I'm a strong advocate of free speech. I think, for a society to proclaim itself as a truly free society, its citizens must be free to say anything they want. At the same time, just because we CAN say anything, doesn't mean we SHOULD. For instance, while I was shocked by the Charlie Hebdo slaughter, and while I stand by their side against those who viciously targeted them, I don't agree with their provocation of Muslims by depicting the Prophet Muhammad. If they were to lock horns directly with Al Qaeda and ISIS, they'd have my wholehearted support. For instance, if they wanted to show a cartoon of Osama Bin Laden and Abu Bakr al-Baghdadi at an orgy, it would have my backing. They would be highlighting the hypocrisy inherent in these most vile organizations that perpetuate twisted representations of Islam. But the vast, VAST majority of Muslims are no different to the vast, VAST majority of Christians, or indeed the vast, VAST majority of any religion—good, honest, hard-working, peaceful people with strong family values.
These decent, innocent Muslims don't like to see their prophet depicted in drawings. It's offensive to them. And I don't hold with needlessly causing offence to innocent people. If an Islamic cartoonist wanted to tackle that problem, good luck to them—I've a lot of respect for individuals who try to expand the boundaries of what is acceptable in their culture and society. But for outsiders to mock the most revered Islamic figure, I don't think that's acceptable. Did it merit execution? Absolutely not. But does it merit my complicit support? Equally, I would say, absolutely not.

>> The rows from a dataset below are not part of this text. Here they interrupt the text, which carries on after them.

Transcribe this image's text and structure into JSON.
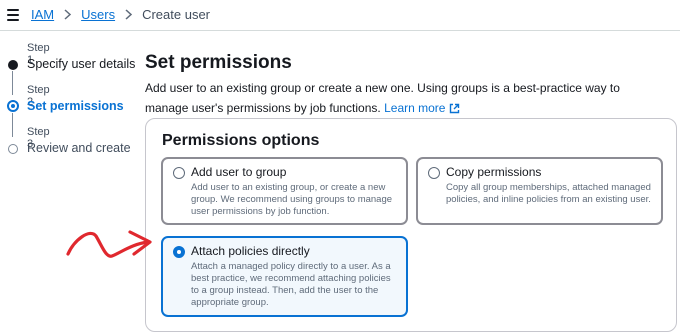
{
  "breadcrumb": {
    "items": [
      "IAM",
      "Users"
    ],
    "current": "Create user"
  },
  "steps": [
    {
      "number": "Step 1",
      "label": "Specify user details",
      "state": "done"
    },
    {
      "number": "Step 2",
      "label": "Set permissions",
      "state": "current"
    },
    {
      "number": "Step 3",
      "label": "Review and create",
      "state": "future"
    }
  ],
  "main": {
    "title": "Set permissions",
    "description": "Add user to an existing group or create a new one. Using groups is a best-practice way to manage user's permissions by job functions.",
    "learn_more": "Learn more"
  },
  "permissions": {
    "title": "Permissions options",
    "options": [
      {
        "title": "Add user to group",
        "description": "Add user to an existing group, or create a new group. We recommend using groups to manage user permissions by job function.",
        "selected": false
      },
      {
        "title": "Copy permissions",
        "description": "Copy all group memberships, attached managed policies, and inline policies from an existing user.",
        "selected": false
      },
      {
        "title": "Attach policies directly",
        "description": "Attach a managed policy directly to a user. As a best practice, we recommend attaching policies to a group instead. Then, add the user to the appropriate group.",
        "selected": true
      }
    ]
  },
  "colors": {
    "link": "#0972d3",
    "annotation_arrow": "#e0282e",
    "selected_tile_bg": "#f2f8fd"
  },
  "icons": {
    "menu": "hamburger-menu-icon",
    "separator": "chevron-right-icon",
    "external": "external-link-icon",
    "annotation": "red-arrow-annotation"
  }
}
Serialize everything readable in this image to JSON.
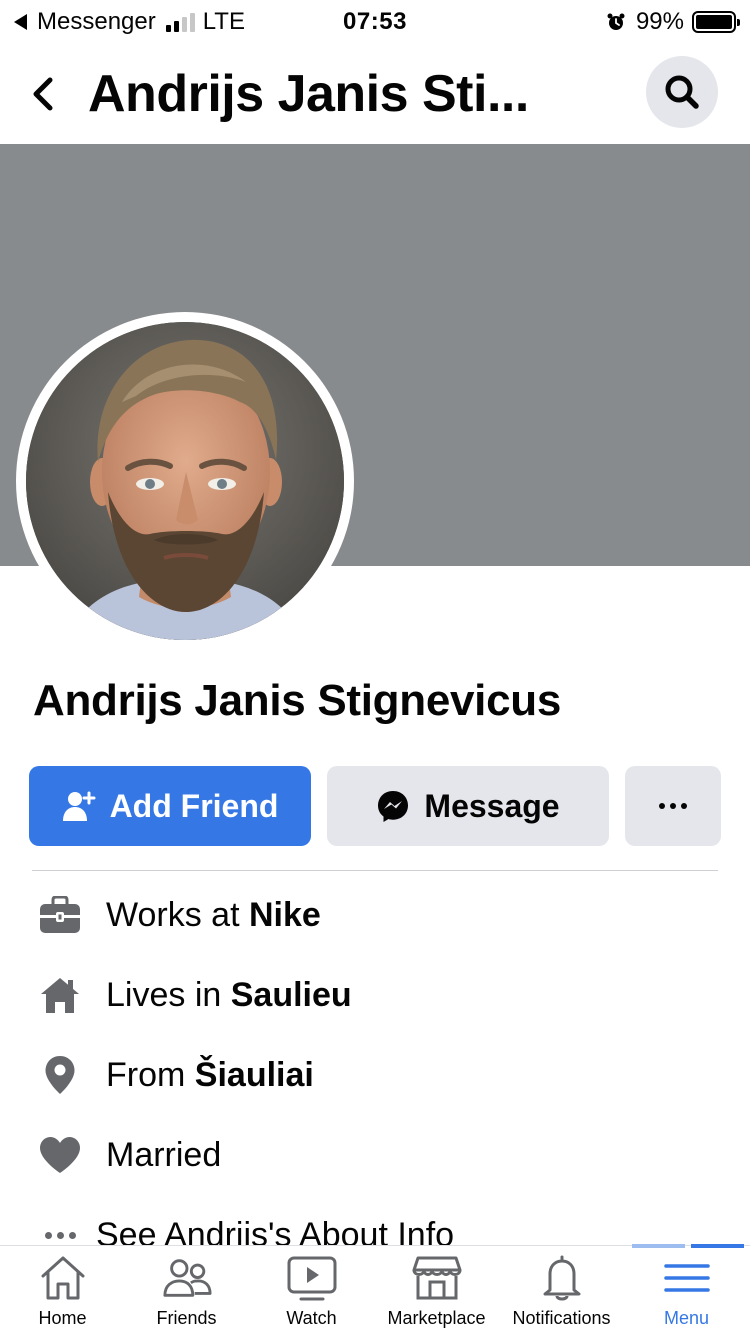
{
  "status_bar": {
    "back_app": "Messenger",
    "network": "LTE",
    "time": "07:53",
    "battery_pct": "99%",
    "battery_level": 0.99,
    "signal_bars": 2
  },
  "header": {
    "title": "Andrijs Janis Sti...",
    "back_icon": "chevron-left-icon",
    "search_icon": "search-icon"
  },
  "profile": {
    "name": "Andrijs Janis Stignevicus"
  },
  "actions": {
    "add_friend": "Add Friend",
    "message": "Message",
    "more_icon": "ellipsis-icon"
  },
  "intro": [
    {
      "icon": "briefcase-icon",
      "prefix": "Works at ",
      "value": "Nike"
    },
    {
      "icon": "home-icon",
      "prefix": "Lives in ",
      "value": "Saulieu"
    },
    {
      "icon": "location-pin-icon",
      "prefix": "From ",
      "value": "Šiauliai"
    },
    {
      "icon": "heart-icon",
      "prefix": "",
      "value": "Married"
    },
    {
      "icon": "ellipsis-icon",
      "prefix": "",
      "value": "See Andrijs's About Info"
    }
  ],
  "tabs": [
    {
      "label": "Home",
      "icon": "home-icon"
    },
    {
      "label": "Friends",
      "icon": "friends-icon"
    },
    {
      "label": "Watch",
      "icon": "watch-icon"
    },
    {
      "label": "Marketplace",
      "icon": "marketplace-icon"
    },
    {
      "label": "Notifications",
      "icon": "bell-icon"
    },
    {
      "label": "Menu",
      "icon": "menu-icon",
      "active": true
    }
  ],
  "colors": {
    "accent": "#3578e5",
    "cover": "#888b8e",
    "button_gray": "#e4e6eb",
    "icon_gray": "#65676b"
  }
}
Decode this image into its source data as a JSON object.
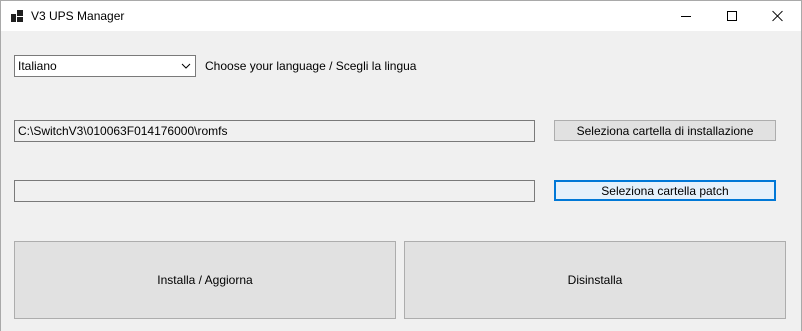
{
  "window": {
    "title": "V3 UPS Manager"
  },
  "language": {
    "selected": "Italiano",
    "label": "Choose your language / Scegli la lingua"
  },
  "install_folder": {
    "path": "C:\\SwitchV3\\010063F014176000\\romfs",
    "button_label": "Seleziona cartella di installazione"
  },
  "patch_folder": {
    "path": "",
    "button_label": "Seleziona cartella patch"
  },
  "actions": {
    "install_label": "Installa / Aggiorna",
    "uninstall_label": "Disinstalla"
  },
  "colors": {
    "focus_accent": "#0078d7",
    "window_bg": "#f0f0f0",
    "button_bg": "#e1e1e1"
  }
}
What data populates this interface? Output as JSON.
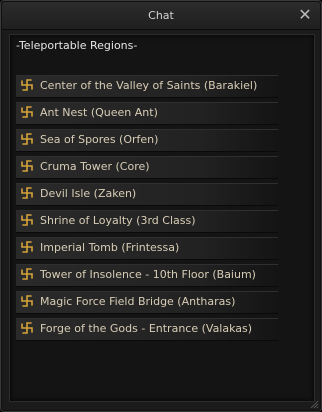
{
  "window": {
    "title": "Chat",
    "close_label": "✕"
  },
  "dialog": {
    "header": "-Teleportable Regions-",
    "items": [
      {
        "label": "Center of the Valley of Saints (Barakiel)"
      },
      {
        "label": "Ant Nest (Queen Ant)"
      },
      {
        "label": "Sea of Spores (Orfen)"
      },
      {
        "label": "Cruma Tower (Core)"
      },
      {
        "label": "Devil Isle (Zaken)"
      },
      {
        "label": "Shrine of Loyalty (3rd Class)"
      },
      {
        "label": "Imperial Tomb (Frintessa)"
      },
      {
        "label": "Tower of Insolence - 10th Floor (Baium)"
      },
      {
        "label": "Magic Force Field Bridge (Antharas)"
      },
      {
        "label": "Forge of the Gods - Entrance (Valakas)"
      }
    ]
  },
  "colors": {
    "accent": "#d6a33a",
    "text": "#d8cdb6"
  }
}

The key to free speech for me, once it is granted, is in knowing what to say and when. If we don't take the considerations of others into account, we are just hollering ignorantly. For me, being a human of good account is all about finding a happy middle ground, where we have the freedom to say anything we want, but the wisdom and compassion to choose those words with care.
Laura Michelle Thomas (author of Polly Wants to be a Writer):
Charlie Hebdo. It made me realize that in life, as in fiction, we always have conflict: man versus man, man versus society, man versus nature, man versus self. In fact, each of us is always entangled in multiple conflicts every day. Being human is about choices and being brave about making them when you know there is someone else out there who is equally brave and determined in their own choices, which are directly opposed to yours. I think what this tragedy has made clear is that free speech and freedom of expression on a policy level has nothing to do with free speech and freedom of expression in practical terms, because when you speak your truth, you are always going to be defying someone else’s truth. And so the conflict continues, because we are never all going to agree on a single truth. A writer has to be brave, braver than a politician even.
Who do you agree with above? Do you have a different opinion? Let us know in the comments below!
Spencer Folkins is a 17-year-old writer from New Brunswick. His poems and articles have been featured online and in five anthologies and one magazine for young writers. He is the YouthWrites representative for the Writers’ Federation of New Brunswick and is the recipient of the 2014 New Brunswick Day Merit Award for Arts and Culture. He currently attends Sussex Regional High School and hopes to one day teach English as a second language.